Worldwide the power generated by installed solar panels will triple by 2020.
According to a forecast by the London market research firm GlobalData the overall performance of the global installed solar modules from 135.66 GIGAWATTS in 2013 is expected to grow to 413.98 GIGAWATTS in 2020. The largest markets for the production of solar electricity will be in Asia, the Pacific, South and Central America, the Middle East, and African countries in particular. In these countries, the supply and development of solar systems will increase rapidly.
Economic growth through renewable energy
In Asia, South and Central America, the Middle East, Africa, and countries in the Pacific region there is an increased focus on implementing renewable energies in order to stimulate economic growth. “The countries of Asia and around the Pacific are often counted among the developing countries. This also applies to China and India, where many solar energy systems are installed,” says Swati Singh, at GlobalData who is responsible for the electricity market. “The region is also one of the leading manufacturers of solar power systems.” Singh emphasizes, Japan, China and Taiwan especially. These are, after all, the three largest producers of solar panels in the world. “The governments in the region support the production of solar modules through various long-term funding, tax credits or feed-in tariffs,” says Singh. “This strong commitment to the development of solar energy has led to a number of research and development initiatives and also reinforces both the production and installation of solar modules.
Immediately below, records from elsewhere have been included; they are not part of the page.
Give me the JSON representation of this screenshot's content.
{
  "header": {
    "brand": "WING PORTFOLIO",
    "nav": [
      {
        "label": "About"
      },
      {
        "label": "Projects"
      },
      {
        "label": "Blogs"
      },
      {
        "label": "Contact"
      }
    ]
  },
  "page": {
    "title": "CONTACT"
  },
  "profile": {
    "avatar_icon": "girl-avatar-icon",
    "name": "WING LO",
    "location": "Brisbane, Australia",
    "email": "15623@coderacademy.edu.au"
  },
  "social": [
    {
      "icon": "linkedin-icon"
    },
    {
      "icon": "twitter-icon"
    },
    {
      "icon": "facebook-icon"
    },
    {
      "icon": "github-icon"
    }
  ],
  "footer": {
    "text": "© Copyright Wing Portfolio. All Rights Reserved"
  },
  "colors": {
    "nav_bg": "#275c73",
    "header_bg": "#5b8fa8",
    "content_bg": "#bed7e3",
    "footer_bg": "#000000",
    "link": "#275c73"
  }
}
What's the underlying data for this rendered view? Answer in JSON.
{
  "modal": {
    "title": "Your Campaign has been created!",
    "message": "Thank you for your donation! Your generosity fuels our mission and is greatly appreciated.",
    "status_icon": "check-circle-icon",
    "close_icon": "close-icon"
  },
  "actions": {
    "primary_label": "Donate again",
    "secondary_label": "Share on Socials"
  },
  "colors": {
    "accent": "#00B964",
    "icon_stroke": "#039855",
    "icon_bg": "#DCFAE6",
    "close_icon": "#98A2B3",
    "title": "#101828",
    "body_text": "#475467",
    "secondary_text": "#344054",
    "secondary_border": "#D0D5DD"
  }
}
This will continue to drive the market.”
Solar Plants in China
In China, last year alone, enough solar panels were installed to sum up a total capacity of twelve gigawatts. Meanwhile, China has a market share of almost one-third of the global installed 37 GIGAWATTS of 2013 and is nearly twice as large as the German solar power market in the best of times. Japan and India also invest heavily in the development of solar power. “Most solar systems were built before 2013 in Europe, especially in Germany, Italy, Spain and France gebaut“, says Singh. „These countries were still responsible for installing the biggest portion of the world’s solar power in 2012. The reduction in the price of the modules in conjunction with the feed-in tariffs in Europe has supported a comprehensive growth of small distributed power generation capacity.”
However, according to analysts from Global Date tariffs for solar power will lose by the reduction and cessation of funding is becoming increasingly important for the growth of the solar power market.
n times of rising prices for fossil fuels, however, other arguments will come in place of the feed-in tariff for the economics of solar power.